Wednesday, November 24, 2010 This episode focused on the dietary laws of the old testament and its application in today’s time. The guest, a renowned pastor who was awarded pastor of the year in 2007, takes the audience through the historical evolution of food through the biblical stories. God set up an eating plan for humans which started in the garden where fruits, nuts and simple grains were available. Then came a flood which took away a lot of vegetation, and this is when eating meat was acceptable. Since then diets have only gotten unhealthier, and life spans shortened. The speakers emphasize that it is a challenge to eat more nutritiously and healthier, but it is necessary in order to avoid many chronic diseases and illnesses. They remind the audience that the body is our temple and it is our duty to take care of it. In conclusion, they leave the audience with simple ways to make their soul food diets healthier.




Perseverance and Adversity : Reverend Paul A. Hill, Eric Russell

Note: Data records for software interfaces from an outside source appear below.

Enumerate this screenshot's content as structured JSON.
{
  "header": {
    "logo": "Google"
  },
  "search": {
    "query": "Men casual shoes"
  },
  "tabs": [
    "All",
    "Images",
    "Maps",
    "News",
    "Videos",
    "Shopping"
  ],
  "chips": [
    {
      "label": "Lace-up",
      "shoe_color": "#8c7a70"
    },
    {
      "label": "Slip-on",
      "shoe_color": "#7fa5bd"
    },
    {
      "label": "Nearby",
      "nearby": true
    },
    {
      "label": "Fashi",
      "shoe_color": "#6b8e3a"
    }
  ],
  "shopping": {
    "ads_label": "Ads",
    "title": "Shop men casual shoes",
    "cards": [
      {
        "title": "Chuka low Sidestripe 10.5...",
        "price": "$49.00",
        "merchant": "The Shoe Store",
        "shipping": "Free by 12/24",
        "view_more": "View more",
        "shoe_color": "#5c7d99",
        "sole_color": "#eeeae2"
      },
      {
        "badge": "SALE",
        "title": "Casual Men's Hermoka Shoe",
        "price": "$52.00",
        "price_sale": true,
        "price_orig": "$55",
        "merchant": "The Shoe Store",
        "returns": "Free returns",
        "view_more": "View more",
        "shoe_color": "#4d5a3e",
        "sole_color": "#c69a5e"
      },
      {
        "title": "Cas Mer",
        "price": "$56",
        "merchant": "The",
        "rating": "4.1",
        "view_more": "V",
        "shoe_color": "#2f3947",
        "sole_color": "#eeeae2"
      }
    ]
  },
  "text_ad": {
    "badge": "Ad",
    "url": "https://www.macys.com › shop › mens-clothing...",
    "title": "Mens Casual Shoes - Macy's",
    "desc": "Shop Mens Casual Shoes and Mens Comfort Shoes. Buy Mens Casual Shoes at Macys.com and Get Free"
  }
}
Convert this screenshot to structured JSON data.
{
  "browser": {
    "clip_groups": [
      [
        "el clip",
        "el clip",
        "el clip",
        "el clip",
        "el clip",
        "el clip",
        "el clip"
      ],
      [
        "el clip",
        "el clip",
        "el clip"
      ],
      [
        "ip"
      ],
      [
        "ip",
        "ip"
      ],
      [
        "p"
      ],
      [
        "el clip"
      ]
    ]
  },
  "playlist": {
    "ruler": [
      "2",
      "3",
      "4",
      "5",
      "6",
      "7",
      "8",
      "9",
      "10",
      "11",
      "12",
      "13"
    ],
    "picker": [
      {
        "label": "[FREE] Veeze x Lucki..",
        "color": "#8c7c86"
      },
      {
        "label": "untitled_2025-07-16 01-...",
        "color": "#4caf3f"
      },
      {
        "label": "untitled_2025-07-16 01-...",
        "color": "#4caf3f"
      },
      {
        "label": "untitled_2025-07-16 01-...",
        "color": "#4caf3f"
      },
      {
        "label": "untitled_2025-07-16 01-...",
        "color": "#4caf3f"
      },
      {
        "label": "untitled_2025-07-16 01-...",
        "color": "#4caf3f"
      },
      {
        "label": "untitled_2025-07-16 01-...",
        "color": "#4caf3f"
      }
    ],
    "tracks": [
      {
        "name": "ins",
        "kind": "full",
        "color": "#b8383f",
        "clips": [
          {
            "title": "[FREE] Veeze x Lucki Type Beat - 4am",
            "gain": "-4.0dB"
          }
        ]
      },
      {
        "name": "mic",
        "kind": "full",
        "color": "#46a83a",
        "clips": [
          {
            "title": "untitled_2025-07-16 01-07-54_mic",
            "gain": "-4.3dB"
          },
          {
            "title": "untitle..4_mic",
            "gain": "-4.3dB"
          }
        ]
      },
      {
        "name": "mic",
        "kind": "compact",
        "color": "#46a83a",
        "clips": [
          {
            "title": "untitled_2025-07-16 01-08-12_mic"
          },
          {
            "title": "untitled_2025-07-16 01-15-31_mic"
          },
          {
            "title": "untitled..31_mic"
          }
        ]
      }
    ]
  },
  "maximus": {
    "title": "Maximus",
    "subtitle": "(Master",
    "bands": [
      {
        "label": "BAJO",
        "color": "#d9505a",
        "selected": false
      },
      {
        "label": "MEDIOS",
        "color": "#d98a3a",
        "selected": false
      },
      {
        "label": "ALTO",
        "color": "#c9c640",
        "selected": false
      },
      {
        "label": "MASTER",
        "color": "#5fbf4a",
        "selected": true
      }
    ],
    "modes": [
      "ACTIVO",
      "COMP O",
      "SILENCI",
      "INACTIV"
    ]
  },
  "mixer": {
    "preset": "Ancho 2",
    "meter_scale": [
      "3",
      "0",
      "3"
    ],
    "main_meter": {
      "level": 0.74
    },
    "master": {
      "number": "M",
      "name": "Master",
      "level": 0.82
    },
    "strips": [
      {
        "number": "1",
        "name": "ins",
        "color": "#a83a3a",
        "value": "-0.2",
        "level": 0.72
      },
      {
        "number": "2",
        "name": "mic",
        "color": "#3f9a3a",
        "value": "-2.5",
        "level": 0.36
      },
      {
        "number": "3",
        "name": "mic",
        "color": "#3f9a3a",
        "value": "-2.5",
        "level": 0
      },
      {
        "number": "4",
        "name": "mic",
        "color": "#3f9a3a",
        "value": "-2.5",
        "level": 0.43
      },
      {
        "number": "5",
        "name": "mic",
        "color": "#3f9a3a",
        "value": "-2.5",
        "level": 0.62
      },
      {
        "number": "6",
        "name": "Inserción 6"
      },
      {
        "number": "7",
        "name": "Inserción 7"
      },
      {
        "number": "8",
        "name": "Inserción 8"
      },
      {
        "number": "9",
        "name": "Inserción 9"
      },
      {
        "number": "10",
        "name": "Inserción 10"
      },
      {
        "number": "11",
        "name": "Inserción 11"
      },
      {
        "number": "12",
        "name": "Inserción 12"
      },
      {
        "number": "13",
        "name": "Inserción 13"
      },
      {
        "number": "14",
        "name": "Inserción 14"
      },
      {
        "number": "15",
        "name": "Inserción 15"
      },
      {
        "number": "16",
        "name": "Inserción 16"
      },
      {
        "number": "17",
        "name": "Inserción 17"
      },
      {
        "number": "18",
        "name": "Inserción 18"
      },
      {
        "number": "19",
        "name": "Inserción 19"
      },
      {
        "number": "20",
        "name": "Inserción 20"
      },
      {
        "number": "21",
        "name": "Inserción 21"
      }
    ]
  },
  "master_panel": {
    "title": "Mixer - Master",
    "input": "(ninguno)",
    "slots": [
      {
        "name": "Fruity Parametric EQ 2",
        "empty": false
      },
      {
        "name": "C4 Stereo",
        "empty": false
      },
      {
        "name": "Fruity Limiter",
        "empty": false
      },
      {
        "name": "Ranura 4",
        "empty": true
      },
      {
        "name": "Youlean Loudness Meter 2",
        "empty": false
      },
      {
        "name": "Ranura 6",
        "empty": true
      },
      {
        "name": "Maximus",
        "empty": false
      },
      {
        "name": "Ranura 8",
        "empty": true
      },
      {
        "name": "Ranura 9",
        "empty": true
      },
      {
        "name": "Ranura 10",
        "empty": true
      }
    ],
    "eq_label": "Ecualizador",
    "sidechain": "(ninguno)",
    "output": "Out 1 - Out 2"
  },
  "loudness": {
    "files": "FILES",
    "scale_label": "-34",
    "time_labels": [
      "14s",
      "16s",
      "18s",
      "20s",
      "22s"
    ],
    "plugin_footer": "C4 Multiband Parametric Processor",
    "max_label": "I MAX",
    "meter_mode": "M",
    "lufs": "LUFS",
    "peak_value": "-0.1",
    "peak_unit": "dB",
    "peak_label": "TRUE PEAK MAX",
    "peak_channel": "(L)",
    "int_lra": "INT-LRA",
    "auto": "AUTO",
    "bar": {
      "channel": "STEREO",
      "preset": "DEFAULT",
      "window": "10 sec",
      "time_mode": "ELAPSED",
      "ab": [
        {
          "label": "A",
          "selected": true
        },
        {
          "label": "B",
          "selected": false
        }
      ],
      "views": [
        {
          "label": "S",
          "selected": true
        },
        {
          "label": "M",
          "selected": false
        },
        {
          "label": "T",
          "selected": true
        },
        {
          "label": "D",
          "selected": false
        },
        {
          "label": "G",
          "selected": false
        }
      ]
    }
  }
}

Wednesday, November 17, 2010 It is inevitable for everyone to experience adversity and challenges in life. Life itself is tentative and as humans we make plans, but often times’ life takes us through different journeys. Because of this, it becomes imperative to learn how to cope and not engulf ourselves in self-pity as it has a direct negative effect on our body. Instead, humans need to understand their reality, talk to god and recognize there is a power beyond themselves. The speakers encourage the listeners to be in spiritual union with god and to open the scripture often. Furthermore, they stress the importance of having a strong supportive network of people who feel like it is their duty to get you out of adversity. It is this strong community of faith that can reduce the adverse effects on health.




The Causes and Consequences of Fear : Pastor John Johnson, Kacee Sims

Wednesday, November 10, 2010 This episode focused on the causes and consequences of fear. There are two types of fear-- inefficient and efficient fear. Inefficient fear is that which causes stress, illness, fatigue illness, loss of sleep, and ultimately offers no value to life. It shows that we are not in proper alignment with God and takes away from the quality and longevity of life. Efficient fear, however, is that which preserves and keeps you. The speakers emphasize that there are three parts to humans—the body, mind, and spirit. The Body is the least powerful and responds to the thoughts in our mind. Fear thrives in the lack of knowledge and has tremendous impact on our health as it has the potential to kill us before what we are afraid of gets to us. The speakers remind the audience that it is important to immerse ourselves with God as it drives fear out of our souls. Also, to remember that we can overcome fear with companionship and strong faith.